    Any real-world system is a complicated series of interconnections. ... No system is perfect; no technology is The Answer(TM).

    This is obvious to anyone involved in real-world security. In the real world, security involves processes. It involves preventative technologies, but also detection and reaction processes, and an entire forensics system to hunt down and prosecute the guilty. Security is not a product; it itself is a process. And if we're ever going to make our digital systems secure, we're going to have to start building processes.

    A few years ago I heard a quotation, and I am going to modify it here: If you think technology can solve your security problems, then you don't understand the problems and you don't understand the technology.

    This book is about those security problems, the limitations of technology, and the solutions.

  • Anecdote (Score:5, Interesting)

    by mark-t (151149) <`markt' `at' `lynx.bc.ca'> on Monday April 12, 2004 @12:37PM (#8838563) Journal
    In the CS department at my school last year, all the students were encouraged to attend a particular lecture on quantum computing that was being given one day, and after the lecture one of my classmates was rather disturbed about some of the possibilities that quantum computing would enable, specifically quantum cryptography.

    What I found rather peculiar about his view was that the reason he didn't like quantum cryptography was because it enabled organizations, such as a corrupt government perhaps, to be able to use this effectively unbreakable communication technique in order to avoid accountability to anyone else, while as long as encryption technologies remain crackable, there would always be some risk of being accountable to others for what they are communicating about.

    It didn't even seem to matter to him that his own communications would be secure with this technology... he just didn't like the idea of technology introducing a break in a chain of accountability.

    • Re:Anecdote (Score:3, Insightful)

      by SB9876 (723368)
      While quantum cryptography is something we should be concerned about, it won't allow governments and organizations to operate without accountability.
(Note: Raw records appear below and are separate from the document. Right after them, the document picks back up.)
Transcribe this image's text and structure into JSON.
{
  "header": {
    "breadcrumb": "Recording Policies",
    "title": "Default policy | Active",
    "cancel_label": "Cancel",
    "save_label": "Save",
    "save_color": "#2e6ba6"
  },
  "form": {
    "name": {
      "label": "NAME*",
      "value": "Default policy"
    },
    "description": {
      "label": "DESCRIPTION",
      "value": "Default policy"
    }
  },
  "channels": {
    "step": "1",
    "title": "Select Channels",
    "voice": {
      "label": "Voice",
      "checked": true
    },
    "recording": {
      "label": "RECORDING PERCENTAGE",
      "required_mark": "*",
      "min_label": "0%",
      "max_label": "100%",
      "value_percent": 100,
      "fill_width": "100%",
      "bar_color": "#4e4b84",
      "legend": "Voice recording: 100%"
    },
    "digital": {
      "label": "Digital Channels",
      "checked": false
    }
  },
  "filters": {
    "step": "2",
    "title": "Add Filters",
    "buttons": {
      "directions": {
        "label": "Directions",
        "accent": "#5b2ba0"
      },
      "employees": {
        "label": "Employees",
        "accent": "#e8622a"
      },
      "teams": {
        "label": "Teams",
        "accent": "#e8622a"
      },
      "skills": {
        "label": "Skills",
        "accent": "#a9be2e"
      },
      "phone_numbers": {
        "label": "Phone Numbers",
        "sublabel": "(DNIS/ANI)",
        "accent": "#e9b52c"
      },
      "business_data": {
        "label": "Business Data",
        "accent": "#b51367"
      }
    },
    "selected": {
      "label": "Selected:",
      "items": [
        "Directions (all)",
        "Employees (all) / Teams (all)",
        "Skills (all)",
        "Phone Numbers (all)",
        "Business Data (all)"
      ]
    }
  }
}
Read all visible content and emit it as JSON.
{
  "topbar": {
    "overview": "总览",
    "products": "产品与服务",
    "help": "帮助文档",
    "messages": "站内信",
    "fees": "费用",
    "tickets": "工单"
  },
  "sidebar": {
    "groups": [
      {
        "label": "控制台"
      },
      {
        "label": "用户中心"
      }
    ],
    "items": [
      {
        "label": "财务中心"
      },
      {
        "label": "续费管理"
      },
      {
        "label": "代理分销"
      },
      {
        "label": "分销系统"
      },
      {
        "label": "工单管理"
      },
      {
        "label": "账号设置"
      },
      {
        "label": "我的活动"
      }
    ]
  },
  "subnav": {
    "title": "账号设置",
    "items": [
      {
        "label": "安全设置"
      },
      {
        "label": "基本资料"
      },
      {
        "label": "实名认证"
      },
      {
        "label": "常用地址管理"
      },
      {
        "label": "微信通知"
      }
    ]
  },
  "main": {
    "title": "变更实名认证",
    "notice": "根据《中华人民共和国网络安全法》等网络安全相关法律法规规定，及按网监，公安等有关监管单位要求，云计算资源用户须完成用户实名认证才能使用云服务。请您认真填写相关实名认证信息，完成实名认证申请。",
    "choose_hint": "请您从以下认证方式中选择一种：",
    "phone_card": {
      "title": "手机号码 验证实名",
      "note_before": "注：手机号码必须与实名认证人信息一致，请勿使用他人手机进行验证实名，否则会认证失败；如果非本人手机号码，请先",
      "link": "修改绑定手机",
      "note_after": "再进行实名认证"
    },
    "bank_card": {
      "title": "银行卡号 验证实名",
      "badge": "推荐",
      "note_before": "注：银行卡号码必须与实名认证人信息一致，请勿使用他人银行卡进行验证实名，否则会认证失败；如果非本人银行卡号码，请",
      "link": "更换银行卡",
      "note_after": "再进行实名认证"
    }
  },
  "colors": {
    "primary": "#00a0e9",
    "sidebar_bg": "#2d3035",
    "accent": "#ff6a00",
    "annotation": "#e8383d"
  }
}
From what I understand about state of the art quantum 'cryptography', it's purely a means to ensure that no one is listening in on your communication line. The actual cryptography on both ends is no more unbeatable than what already exists.

      Also, you've still got other lines of evidence - bodies, eye witnesses, etc.
  • It seems that this technology is limitted to photonic transmission. Is that the case or can this technology be applied to wireless transmission media as well?
  • by fxer (84757) on Monday April 12, 2004 @01:02PM (#8838869)
    "Will systems like this ever become commonplace?"

    I predict that quantium crypto computers will be so large as to fill an entire building, and only the 5 richest people in the world will be able to afford them
  • by theLOUDroom (556455) on Monday April 12, 2004 @03:10PM (#8840171)
    Is quantum crypto provably flawed?

    I see tons of posts stating the the link is "absolutely" secure, but it seems that isn't really the case. [dhushara.com] (see the bottom of the page.)

    What strikes me about all this is the following section:
    "each pulse should be attenuated to an average of about .1 photon to reduce the probability of generating a two-photon pulse that could be split and eavesdropped undetectably."


    What that says to me is that there is not way to 100% know you're transmitting just one photon.

    It sounds like there's no device that is capable of transmitting one and only one photon with 100% reliability. If this is the case, a lot of the arguments about how secure this is are vastly overstated.

    In the end QC would be vulnerable to a man-in-the-middle attack by watching for multi-photon emissions.

    If this is the case, a lot of the noise surrounding QC could turn out to be hype. Is there a quantum physicist in the house?

The economy depends about as much on economists as the weather does on weather forecasters. -- Jean-Paul Kauffmann

Working...